Thursday, September 26, 2013

Trained By Trains - Thoreau on Technology

I'm teaching Thoreau's Walden this semester, and tomorrow my class will discuss the chapter entitled "Sounds."  While re-reading it tonight I was struck by two passages about trains and the way this new technology was changing the people who lived near it.

Here's the first passage:
"Far through unfrequented woods on the confines of towns, where once only the hunter penetrated by day, in the darkest night dart these bright saloons without the knowledge of their inhabitants….They go and come with such regularity and precision, and their whistle can be heard so far, that the farmers set their clocks by them, and thus one well-conducted institution regulates a whole country.  Have not men improved somewhat in punctuality since the railroad was invented?  Do they not talk and think faster in the depot than they did in the stage-office?  There is something electrifying in the former place."
The Fitchburg Railroad had been very recently built in his time.  Despite the short time it had been in existence, already it had begun to change the way people who lived near it regarded time.

It may sound like Thoreau admires this change, but he does not.  Just a little earlier he wrote that when he was at Walden his "days were not days of the week, bearing the stamp of any heathen deity, nor were they minced into hours and fretted by the ticking of a clock."  His Walden-time is not "minced into hours."  That is, it is not governed by any clock but Thoreau himself. 

The other passage is one where he imagines the trains as "bolts" or arrows:
"We live the steadier for it.  We are all educated thus to be sons of Tell. The air is full of invisible bolts."
To be a son of William Tell is no pleasant thing. To be a son of Tell is to be constantly in mortal peril.  One's schoolmaster is the permanent risk of sudden death.

A hundred and seventy years ago Thoreau was already seeing the ways that a single technology - one heralded as beneficent and neutral - was remaking us in its image, changing our sense of time, speeding us up, educating us to stay out of its way and so confining us to the spaces between the spaces it occupies.

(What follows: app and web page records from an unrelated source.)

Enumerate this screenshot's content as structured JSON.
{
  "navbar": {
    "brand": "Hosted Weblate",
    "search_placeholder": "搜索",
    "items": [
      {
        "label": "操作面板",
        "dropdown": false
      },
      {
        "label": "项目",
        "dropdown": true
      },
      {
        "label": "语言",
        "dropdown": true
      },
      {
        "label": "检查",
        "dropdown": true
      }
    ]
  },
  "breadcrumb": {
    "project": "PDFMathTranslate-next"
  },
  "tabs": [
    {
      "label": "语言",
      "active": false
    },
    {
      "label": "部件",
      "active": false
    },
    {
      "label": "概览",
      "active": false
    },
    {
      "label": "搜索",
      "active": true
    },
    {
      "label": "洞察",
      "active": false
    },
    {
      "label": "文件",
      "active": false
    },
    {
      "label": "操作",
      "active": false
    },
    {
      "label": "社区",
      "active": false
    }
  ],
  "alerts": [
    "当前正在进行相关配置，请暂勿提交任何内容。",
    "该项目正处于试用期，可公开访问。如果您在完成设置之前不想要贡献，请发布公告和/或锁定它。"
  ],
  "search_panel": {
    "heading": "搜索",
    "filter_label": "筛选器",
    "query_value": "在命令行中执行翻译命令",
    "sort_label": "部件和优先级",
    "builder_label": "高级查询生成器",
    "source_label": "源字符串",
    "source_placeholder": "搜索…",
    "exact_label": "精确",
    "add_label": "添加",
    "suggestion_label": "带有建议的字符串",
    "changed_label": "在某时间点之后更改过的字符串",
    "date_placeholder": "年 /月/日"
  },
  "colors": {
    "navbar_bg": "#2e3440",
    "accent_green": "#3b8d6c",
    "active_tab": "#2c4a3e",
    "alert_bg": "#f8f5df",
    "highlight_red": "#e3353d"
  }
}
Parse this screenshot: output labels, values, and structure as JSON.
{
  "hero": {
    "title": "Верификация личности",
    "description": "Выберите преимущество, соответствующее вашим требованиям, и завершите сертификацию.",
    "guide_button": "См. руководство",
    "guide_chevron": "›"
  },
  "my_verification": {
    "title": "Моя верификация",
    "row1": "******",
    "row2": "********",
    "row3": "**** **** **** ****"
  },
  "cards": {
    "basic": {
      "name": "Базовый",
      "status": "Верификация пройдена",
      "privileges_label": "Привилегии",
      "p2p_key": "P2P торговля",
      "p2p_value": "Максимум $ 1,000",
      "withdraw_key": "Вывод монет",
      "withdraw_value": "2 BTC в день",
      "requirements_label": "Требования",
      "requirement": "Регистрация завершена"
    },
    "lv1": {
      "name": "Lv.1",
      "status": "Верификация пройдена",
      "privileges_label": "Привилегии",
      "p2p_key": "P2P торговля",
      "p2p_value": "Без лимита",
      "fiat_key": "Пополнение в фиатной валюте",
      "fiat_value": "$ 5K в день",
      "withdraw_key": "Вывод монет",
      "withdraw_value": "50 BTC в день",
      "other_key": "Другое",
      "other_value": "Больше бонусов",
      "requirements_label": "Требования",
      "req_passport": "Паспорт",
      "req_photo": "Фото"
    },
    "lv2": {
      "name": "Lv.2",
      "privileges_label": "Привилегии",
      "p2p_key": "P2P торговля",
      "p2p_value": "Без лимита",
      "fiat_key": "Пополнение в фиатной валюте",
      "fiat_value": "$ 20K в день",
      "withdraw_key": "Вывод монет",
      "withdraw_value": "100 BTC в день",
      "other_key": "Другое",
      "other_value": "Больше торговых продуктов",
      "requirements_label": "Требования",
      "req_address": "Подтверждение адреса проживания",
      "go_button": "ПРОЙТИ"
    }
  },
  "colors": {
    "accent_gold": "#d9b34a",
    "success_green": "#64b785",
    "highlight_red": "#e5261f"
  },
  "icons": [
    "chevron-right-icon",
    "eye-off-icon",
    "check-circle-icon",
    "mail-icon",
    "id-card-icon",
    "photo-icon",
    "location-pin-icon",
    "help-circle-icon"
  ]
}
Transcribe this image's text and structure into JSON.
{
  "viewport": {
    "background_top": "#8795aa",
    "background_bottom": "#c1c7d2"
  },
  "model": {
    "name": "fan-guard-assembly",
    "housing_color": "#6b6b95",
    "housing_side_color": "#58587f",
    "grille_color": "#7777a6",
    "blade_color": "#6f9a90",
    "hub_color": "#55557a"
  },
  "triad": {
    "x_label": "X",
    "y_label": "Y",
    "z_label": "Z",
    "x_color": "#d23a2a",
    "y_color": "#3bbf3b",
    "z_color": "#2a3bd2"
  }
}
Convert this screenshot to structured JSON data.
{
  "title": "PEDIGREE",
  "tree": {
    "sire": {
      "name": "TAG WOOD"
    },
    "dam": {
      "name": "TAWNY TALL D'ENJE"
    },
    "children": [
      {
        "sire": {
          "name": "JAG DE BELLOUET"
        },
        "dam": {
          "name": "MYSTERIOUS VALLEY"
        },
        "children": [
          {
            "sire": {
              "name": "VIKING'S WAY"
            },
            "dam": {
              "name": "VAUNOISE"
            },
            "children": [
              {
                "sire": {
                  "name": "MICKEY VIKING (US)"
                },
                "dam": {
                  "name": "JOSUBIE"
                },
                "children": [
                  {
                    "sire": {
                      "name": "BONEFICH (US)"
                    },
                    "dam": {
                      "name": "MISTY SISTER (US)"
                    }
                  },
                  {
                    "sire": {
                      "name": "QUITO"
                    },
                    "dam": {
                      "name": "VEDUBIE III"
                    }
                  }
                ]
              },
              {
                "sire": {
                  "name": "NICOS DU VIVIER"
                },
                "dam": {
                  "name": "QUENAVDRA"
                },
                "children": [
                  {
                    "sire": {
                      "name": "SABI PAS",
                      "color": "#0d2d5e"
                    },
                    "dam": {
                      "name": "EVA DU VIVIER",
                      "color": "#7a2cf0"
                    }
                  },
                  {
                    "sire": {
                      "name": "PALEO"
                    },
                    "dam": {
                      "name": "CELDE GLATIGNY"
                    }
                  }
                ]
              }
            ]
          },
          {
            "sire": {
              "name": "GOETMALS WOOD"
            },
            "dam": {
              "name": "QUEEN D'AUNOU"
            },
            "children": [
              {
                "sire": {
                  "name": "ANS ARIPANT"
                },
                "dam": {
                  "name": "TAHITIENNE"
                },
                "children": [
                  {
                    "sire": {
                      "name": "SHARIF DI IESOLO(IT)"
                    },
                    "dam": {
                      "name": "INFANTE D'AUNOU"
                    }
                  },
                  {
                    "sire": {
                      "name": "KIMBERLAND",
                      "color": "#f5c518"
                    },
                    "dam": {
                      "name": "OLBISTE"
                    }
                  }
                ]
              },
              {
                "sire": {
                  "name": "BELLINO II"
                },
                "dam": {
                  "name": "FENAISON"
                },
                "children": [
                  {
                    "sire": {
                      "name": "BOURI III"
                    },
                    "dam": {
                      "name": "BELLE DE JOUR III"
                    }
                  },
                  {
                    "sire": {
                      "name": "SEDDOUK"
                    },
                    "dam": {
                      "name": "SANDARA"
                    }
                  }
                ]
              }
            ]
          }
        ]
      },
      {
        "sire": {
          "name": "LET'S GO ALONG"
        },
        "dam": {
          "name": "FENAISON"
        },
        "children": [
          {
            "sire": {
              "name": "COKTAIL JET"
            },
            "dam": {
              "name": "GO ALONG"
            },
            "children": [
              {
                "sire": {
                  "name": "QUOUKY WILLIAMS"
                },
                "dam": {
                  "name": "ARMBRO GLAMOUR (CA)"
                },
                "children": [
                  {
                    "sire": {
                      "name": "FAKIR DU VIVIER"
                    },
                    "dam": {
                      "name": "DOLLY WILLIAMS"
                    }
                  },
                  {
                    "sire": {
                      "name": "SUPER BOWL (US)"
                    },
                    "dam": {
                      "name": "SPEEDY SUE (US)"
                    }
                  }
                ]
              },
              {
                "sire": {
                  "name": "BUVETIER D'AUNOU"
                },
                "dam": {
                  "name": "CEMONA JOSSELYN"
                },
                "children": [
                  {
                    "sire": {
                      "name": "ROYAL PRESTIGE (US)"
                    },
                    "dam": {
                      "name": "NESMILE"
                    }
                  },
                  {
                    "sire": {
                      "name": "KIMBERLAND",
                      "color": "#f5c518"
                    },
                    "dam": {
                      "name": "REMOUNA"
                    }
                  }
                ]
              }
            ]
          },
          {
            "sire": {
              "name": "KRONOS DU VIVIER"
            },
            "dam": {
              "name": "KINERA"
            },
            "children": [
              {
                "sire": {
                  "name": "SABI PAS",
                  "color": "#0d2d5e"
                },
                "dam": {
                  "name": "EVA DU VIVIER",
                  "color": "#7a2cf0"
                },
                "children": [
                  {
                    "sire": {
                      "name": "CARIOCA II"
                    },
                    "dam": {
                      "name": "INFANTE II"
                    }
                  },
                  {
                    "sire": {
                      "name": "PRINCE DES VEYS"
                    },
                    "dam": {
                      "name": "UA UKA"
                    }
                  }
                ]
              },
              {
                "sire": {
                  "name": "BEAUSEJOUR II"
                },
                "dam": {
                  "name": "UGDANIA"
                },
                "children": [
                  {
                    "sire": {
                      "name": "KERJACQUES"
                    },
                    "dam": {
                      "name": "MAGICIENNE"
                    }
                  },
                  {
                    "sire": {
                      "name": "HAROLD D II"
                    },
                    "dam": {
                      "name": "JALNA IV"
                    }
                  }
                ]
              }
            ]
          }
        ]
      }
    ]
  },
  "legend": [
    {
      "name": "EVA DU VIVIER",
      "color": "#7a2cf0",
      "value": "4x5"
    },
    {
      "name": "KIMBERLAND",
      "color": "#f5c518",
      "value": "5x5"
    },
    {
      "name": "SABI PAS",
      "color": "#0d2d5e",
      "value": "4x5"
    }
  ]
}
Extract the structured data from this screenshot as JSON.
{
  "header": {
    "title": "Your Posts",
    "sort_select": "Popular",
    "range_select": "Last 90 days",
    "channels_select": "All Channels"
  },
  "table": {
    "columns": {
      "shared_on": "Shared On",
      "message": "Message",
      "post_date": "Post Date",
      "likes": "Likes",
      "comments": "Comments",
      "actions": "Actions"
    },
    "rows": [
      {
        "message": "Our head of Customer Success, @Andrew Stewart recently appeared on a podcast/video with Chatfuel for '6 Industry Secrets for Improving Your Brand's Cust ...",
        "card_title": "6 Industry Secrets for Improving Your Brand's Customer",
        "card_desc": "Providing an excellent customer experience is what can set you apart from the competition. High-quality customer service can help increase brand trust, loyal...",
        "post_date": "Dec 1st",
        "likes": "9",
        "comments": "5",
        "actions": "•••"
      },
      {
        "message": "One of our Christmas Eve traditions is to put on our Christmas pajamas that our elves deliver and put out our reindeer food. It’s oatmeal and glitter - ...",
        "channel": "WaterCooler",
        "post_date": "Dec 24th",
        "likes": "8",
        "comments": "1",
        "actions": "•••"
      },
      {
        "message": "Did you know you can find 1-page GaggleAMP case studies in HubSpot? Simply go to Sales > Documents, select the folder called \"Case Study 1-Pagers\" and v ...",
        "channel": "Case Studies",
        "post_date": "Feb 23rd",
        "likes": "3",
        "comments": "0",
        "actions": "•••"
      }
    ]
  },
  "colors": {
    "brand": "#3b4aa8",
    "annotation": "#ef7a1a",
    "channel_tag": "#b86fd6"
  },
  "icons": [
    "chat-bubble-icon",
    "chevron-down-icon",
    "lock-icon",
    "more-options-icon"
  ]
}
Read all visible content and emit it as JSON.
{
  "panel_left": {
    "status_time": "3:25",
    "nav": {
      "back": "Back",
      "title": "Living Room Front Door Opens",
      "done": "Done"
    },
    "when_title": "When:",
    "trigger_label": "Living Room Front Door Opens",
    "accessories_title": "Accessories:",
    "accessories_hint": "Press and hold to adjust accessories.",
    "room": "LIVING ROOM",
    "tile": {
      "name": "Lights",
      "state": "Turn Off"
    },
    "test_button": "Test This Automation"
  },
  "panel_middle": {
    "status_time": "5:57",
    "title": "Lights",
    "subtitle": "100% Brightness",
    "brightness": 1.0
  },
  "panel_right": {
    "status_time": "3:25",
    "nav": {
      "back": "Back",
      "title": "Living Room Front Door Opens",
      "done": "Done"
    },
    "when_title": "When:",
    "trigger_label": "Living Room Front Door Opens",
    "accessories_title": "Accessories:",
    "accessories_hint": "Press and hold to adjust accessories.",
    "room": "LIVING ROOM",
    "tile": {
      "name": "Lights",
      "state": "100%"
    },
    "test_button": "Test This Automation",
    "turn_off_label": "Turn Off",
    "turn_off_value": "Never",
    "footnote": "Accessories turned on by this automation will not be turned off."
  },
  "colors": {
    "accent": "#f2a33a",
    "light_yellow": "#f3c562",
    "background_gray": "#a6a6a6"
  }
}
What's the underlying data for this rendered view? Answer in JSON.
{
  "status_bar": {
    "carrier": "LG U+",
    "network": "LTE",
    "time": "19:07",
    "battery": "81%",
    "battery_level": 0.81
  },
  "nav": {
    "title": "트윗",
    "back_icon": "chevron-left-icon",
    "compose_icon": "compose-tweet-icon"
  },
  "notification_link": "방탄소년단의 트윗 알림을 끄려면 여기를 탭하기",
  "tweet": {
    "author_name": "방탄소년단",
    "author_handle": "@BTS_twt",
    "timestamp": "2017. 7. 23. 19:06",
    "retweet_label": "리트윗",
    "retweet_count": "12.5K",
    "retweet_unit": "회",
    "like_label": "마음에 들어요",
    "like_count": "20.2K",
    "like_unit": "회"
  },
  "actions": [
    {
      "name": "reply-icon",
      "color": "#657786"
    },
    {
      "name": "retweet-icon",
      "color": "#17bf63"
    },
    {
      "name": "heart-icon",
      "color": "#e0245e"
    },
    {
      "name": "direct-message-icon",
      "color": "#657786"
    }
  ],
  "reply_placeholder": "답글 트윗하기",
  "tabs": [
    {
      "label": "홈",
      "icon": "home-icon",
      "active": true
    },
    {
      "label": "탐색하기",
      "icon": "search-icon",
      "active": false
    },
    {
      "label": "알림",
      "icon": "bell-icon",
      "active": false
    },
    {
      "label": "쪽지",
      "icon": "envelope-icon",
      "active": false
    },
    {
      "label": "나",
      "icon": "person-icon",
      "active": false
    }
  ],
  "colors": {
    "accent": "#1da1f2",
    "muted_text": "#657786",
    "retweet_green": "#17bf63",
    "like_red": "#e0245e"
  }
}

And it's not just those who ride the railroad who are conditioned by it; everyone is conditioned by it.  The technology is not neutral, not a mere thing we can wield with no effect upon the wielder.  We may devise tools, but we are ignorant if we think that the tools do not also come to change us.

Tuesday, September 24, 2013

Not The Weapons But What They Defend

My latest post at Sojourners' "God's Politics" blog:

"My grandfather was a career military officer, and I admired him deeply for it. As a child, I would try to imagine the battles he was in, and I thought of him as a hero. As I grew older, I became more aware of what he had given up for us, and what that might have cost him...."
Read it all here.

Monday, September 23, 2013

"What We Need Right Now"

From my latest contribution to the "God's Politics" blog at Sojourners:
"Any right-thinking stranger on our shores must read our daily news and think our nation has gone mad. We have cultivated the ability to end lives quickly; and yet we are continually surprised when our fellow citizens use the tools we have devised for exactly the purpose for which we invented them. Come to think of it, I think we’ve gone mad, too."
 You can read it all here.